The report states that, “these positive prospects for tourism in Portugal, however, present important challenges,” such as “high competition,” which “makes it essential to continue to focus on factors of tourist attractiveness not focused on price competitiveness, namely in an increase in the quality and added value of the services offered that contribute to the loyalty of visitors and to an increase in average revenue,” and that this, “will maintain a high growth of tourism exports in parallel with the development of segments with growth margin, such as business tourism.”

The report refers to Alojamento Local, “in particular small-scale local accommodation has made a strong contribution to increasing the country’s overall offer to foreign visitors,” which has “sustained a significant part of the development of this activity.”

“The predictable increase in tourist intensity brings obvious benefits to the country’s economy but also poses some challenges”, namely “risks of hostility by local inhabitants, deterioration of the tourism experience and the degradation of the natural, cultural and historical heritage,” which is why the bank advises, “a better distribution of non-resident tourism throughout the year and in regional terms.”

“Progress in these areas should be deepened in order to avoid potential congestion effects in the high season or under-utilization of infrastructure in the low season, as well as the negative impact of seasonality on the labour market,” adds the bank, considering that, “investment in transport infrastructure and other tourist facilities should not be overlooked, in order to avoid bottlenecks.”

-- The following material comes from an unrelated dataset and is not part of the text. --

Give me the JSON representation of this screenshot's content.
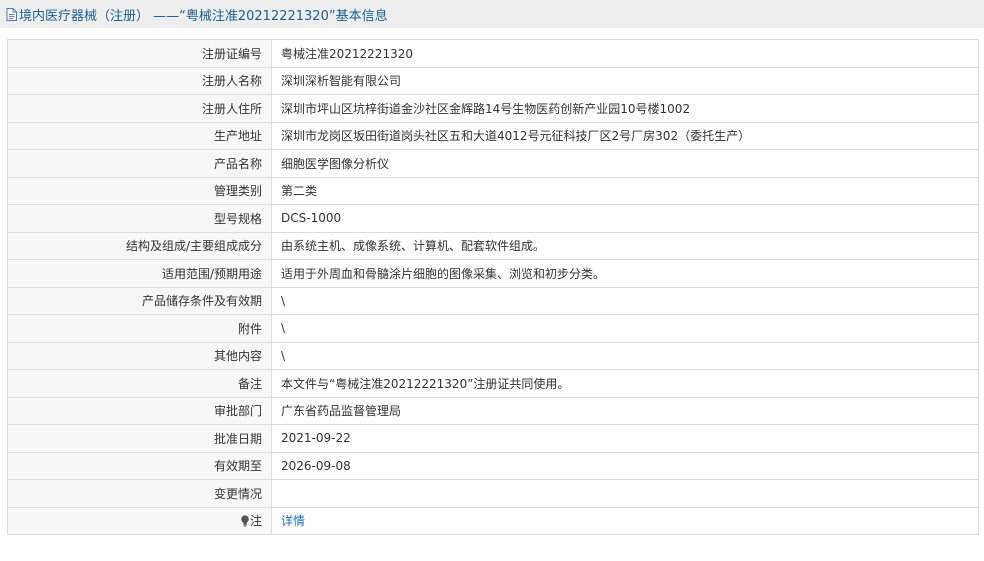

Finally, the BoP also argues that “the regulatory framework of the sector should allow the orderly development of new business models”, namely those associated with new technologies.